I believe that punctuated equilibrium of personal development is the alternative to the sage guide.  These are stories usually written as memoirs or tales of personal development through hard learned experience.  They could just as easily become blockbusters but more often take the form of independent films.  These are stories of people, human like us, with all their faults who gain it all and then loose it all just as as quickly.  These characters go on with their lives until they are forced to change out of necessity.  They do not always change for the better, as one would under the sage guide approach.  Instead they usually change one aspect of their personality or interactions and then another.  Each time a change in their character is punctuated by a life experience that says to them, “this path you have been taking is no longer acceptable or working out – we need another option or path.”

I think this is why I prefer memoirs, because it is easier for me to relate to small punctuated changes than it is to imagine a life changing event that shakes and alters the core of my being.  Cynics will say that I have simply not experienced a potentially deadly car accident or the warm embrace of religion, but I have and both were short lived.  Perhaps they did not leave the mark on me that they do on others.  But I have found that for most people who live the middle ground of life, it is only those critical events that cause them to alter one aspect of their being.  Perhaps they become safer drivers, or more open to spirituality.  Perhaps they become more willing to accept other alternatives and become more patient people.

We all experience these things to one degree or another and do not need writers to document them.  Also, books are finite and thus we need to skip the in between parts.  The sitcom Friends (or Coupling if you live in the UK) would not be interesting if it was a reality show.  What excites us is the careful stringing together of these inflection points in a way that suspends our sense of disbelief and also draws us in to think, “that could be me” or “I could do that.”

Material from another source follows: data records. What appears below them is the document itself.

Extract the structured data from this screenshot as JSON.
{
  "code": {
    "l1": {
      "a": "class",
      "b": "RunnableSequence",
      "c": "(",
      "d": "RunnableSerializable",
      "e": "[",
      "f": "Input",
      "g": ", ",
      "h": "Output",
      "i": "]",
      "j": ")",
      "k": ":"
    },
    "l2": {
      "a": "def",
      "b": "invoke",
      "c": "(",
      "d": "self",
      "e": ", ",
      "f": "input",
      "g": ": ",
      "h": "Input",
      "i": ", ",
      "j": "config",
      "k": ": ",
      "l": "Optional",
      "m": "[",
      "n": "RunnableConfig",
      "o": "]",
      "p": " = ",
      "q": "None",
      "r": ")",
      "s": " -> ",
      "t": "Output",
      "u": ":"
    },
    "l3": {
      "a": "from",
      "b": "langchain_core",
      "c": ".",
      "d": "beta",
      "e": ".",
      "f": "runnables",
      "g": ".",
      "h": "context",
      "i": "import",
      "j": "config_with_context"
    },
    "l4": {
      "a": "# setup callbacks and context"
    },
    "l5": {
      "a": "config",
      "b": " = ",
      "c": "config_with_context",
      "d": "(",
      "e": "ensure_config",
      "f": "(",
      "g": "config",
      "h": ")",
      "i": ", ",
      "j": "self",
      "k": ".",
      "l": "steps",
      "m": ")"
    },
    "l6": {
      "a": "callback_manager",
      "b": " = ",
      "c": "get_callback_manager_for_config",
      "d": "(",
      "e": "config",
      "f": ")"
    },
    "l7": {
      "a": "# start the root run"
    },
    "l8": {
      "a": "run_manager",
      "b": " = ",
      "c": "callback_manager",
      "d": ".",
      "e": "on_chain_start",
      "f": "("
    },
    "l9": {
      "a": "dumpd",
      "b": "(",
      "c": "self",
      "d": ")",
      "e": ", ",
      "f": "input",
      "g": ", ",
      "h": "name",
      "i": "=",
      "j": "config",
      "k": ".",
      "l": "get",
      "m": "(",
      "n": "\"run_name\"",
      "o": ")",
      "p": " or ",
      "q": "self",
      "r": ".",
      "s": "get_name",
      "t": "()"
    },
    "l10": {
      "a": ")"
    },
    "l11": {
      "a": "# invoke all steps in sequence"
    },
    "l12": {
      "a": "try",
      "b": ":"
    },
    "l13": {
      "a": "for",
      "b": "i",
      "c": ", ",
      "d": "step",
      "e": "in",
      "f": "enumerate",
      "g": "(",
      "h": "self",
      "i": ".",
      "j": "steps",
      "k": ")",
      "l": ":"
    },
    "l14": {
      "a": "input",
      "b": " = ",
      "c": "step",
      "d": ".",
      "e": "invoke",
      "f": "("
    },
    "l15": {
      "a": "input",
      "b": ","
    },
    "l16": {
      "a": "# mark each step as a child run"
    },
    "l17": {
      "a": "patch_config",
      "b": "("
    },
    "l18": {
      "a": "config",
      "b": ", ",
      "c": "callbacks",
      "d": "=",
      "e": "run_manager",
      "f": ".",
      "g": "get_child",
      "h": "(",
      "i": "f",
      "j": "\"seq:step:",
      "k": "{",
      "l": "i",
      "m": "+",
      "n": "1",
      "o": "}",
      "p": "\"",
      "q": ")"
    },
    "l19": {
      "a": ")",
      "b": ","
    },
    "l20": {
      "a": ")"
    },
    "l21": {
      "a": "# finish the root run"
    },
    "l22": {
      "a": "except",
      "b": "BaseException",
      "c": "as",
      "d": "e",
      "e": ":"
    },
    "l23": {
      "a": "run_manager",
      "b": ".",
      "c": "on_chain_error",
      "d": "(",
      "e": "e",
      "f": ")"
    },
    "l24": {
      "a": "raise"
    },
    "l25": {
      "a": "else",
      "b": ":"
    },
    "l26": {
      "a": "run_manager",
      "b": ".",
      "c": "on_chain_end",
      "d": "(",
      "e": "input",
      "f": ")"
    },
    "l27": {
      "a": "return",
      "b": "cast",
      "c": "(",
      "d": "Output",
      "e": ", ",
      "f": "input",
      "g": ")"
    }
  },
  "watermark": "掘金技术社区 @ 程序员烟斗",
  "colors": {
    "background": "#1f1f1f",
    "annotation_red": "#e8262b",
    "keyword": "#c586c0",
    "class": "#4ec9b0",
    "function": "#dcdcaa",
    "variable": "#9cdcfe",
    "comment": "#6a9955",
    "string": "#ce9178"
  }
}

That’s the hard part.  The careful craft of skipping the in between in a way that enables us to experience the deep sadness and then joy of life.  To think it could be us.  To think we still have hope.